“It has to do with balance, and that’s something I really need in my life. Definitely that card is very important to me. It’s telling me that I really need to stop and take time to smell the roses,” she said.
In her version, the angel is surrounded by water, but her hands aren’t shaped to pour it. They instead sort of meld with the ground.
“It’s almost like she’s meditating with the Earth, she’s feeling it. She’s surrounded by water, kind of emotional and calming. And she’s an angel, so divine guidance, rebirth and balance — that’s the main thing,” Matta said.
But even her most calming pieces have an element of the ominous to them, as all are pasted on a background of grinding gears, valves, steam pipes and other industrial machinery. Though some are obscured or treated with pops of color, most are left exposed and in grayscale, suggesting the monotonous, imagination-crushing potential of technology, standardization and mass production.
“The gears have to do with today’s society, mechanization and computers,” she said.
It’s not necessarily a statement against technology as tools — Matta has a computer and makes use of it — but when use becomes abuse, such as with identity theft or surveillance of private citizens.
She chose to utilize images from the Industrial Revolution rather than today’s computerized one, in part because she’s long been fascinated with antiques and older styles of art and craftsmanship, like Tiffany stained glass, etchings and the ancient method of lacquer art.
“You can buy a computer program and can make one of your photos look like an etching, and it takes away from making that kind of art,” she said.
Interspersed with the collages are old metal shears hanging on the walls, further harbingers of what’s lost when convenience steamrolls creativity. In collage, there’s not much room for convenience in the conceptualizing, hunting, cutting, arranging and manipulating process.
But in some things, the process matters as much as the product. In art, it’s all the time, Matta would argue. Certainly, “22 Stories” demonstrates a process, of interpretation and creation, as much as a product. Matta hopes viewers take a journey through interpretation when processing the images, as well.

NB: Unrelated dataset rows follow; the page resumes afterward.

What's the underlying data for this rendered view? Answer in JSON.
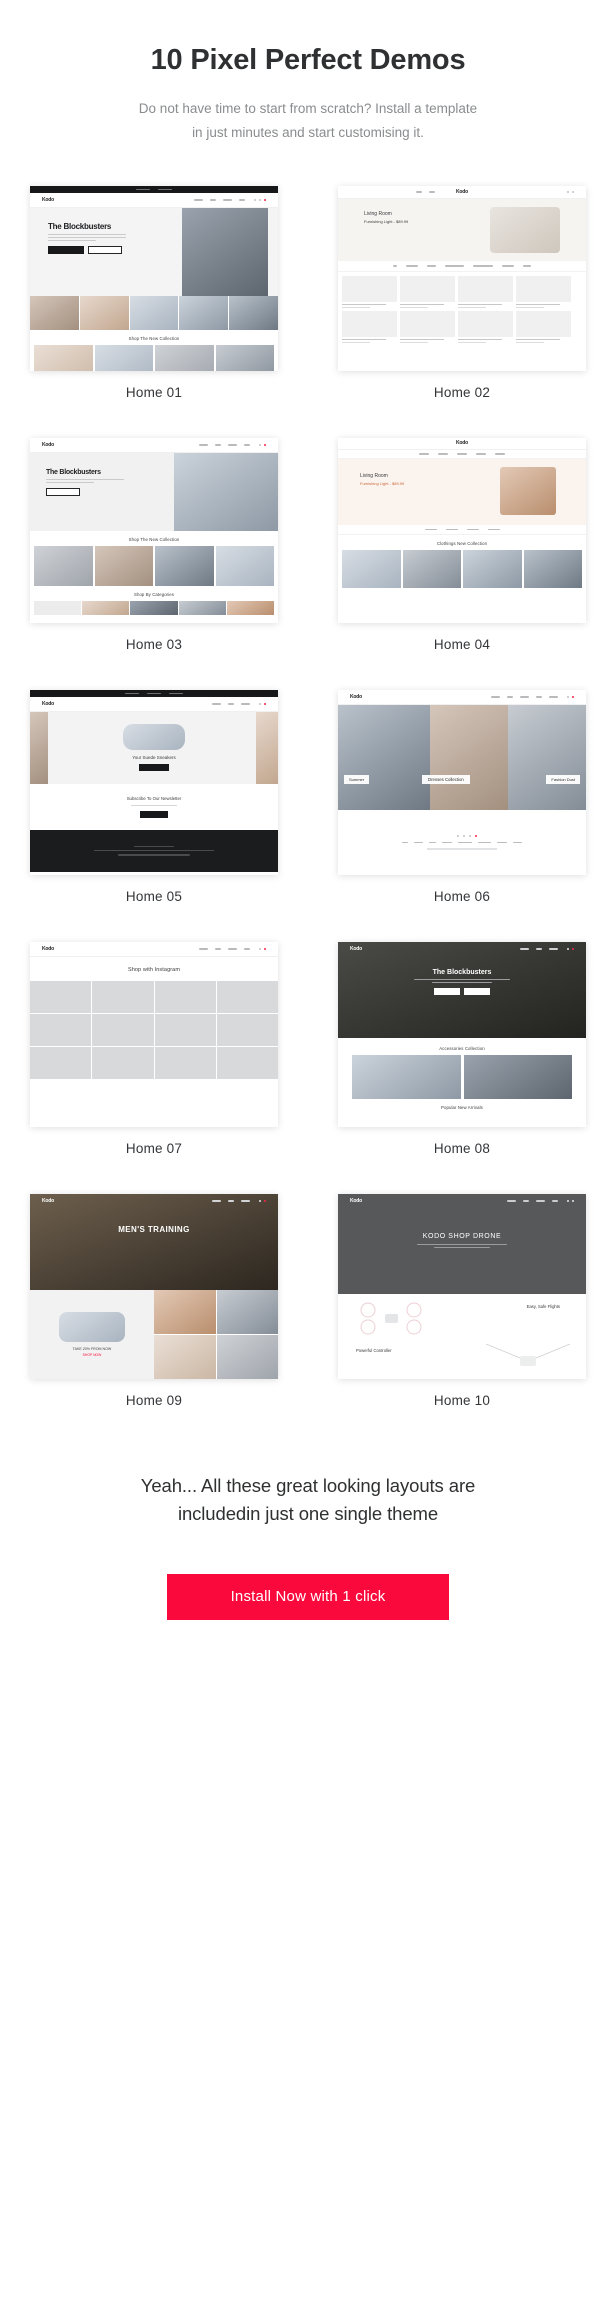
{
  "hero": {
    "title": "10 Pixel Perfect Demos",
    "subtitle_line1": "Do not have time to start from scratch? Install a template",
    "subtitle_line2": "in just minutes and start customising it."
  },
  "brand": "Kodo",
  "demos": [
    {
      "id": "home-01",
      "caption": "Home 01",
      "heading": "The Blockbusters",
      "section_title": "Shop The New Collection",
      "buttons": [
        "SHOP THE LOOK",
        "VIEW MORE"
      ]
    },
    {
      "id": "home-02",
      "caption": "Home 02",
      "heading": "Living Room",
      "subheading": "Furnishing Light - $89.99",
      "categories": [
        "All",
        "Furniture",
        "Decor",
        "Plants & Greens",
        "Arts & Tapestries",
        "Candles",
        "Rugs"
      ],
      "filter_label": "Filter",
      "product_label": "Example: get one chair",
      "product_price": "$19.00"
    },
    {
      "id": "home-03",
      "caption": "Home 03",
      "heading": "The Blockbusters",
      "section_title": "Shop The New Collection",
      "section_title2": "Shop By Categories",
      "buttons": [
        "SHOP NOW"
      ]
    },
    {
      "id": "home-04",
      "caption": "Home 04",
      "heading": "Living Room",
      "subheading": "Furnishing Light - $89.99",
      "section_title": "Clothings New Collection"
    },
    {
      "id": "home-05",
      "caption": "Home 05",
      "heading": "Your Suede Sneakers",
      "button": "SHOP NOW",
      "newsletter_title": "Subscribe To Our Newsletter",
      "newsletter_button": "SUBSCRIBE",
      "copyright": "© 2019 Kodo. All rights reserved."
    },
    {
      "id": "home-06",
      "caption": "Home 06",
      "tiles": [
        "Summer",
        "Dresses Collection",
        "Fashion Dust"
      ],
      "footer_links": [
        "Kodo",
        "About",
        "Blog",
        "Contact",
        "Returns Policy",
        "Privacy Policy",
        "Gift Card",
        "Sitemap"
      ]
    },
    {
      "id": "home-07",
      "caption": "Home 07",
      "heading": "Shop with Instagram"
    },
    {
      "id": "home-08",
      "caption": "Home 08",
      "heading": "The Blockbusters",
      "buttons": [
        "SHOP THE LOOK",
        "VIEW MORE"
      ],
      "section_title": "Accessories Collection",
      "section_title2": "Popular New Arrivals"
    },
    {
      "id": "home-09",
      "caption": "Home 09",
      "heading": "MEN'S TRAINING",
      "badge": "TAKE 20% FROM NOW",
      "badge_sub": "SHOP NOW"
    },
    {
      "id": "home-10",
      "caption": "Home 10",
      "heading": "KODO SHOP DRONE",
      "feature1": "Easy, Safe Flights",
      "feature2": "Powerful Controller"
    }
  ],
  "cta": {
    "line1": "Yeah... All these great looking layouts are",
    "line2": "includedin just one single theme",
    "button_label": "Install Now with 1 click",
    "button_color": "#fa0a3c"
  }
}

“I think it’s kind of fun, actually. Use your brain, get out of the box. That’s why I did it,” she said.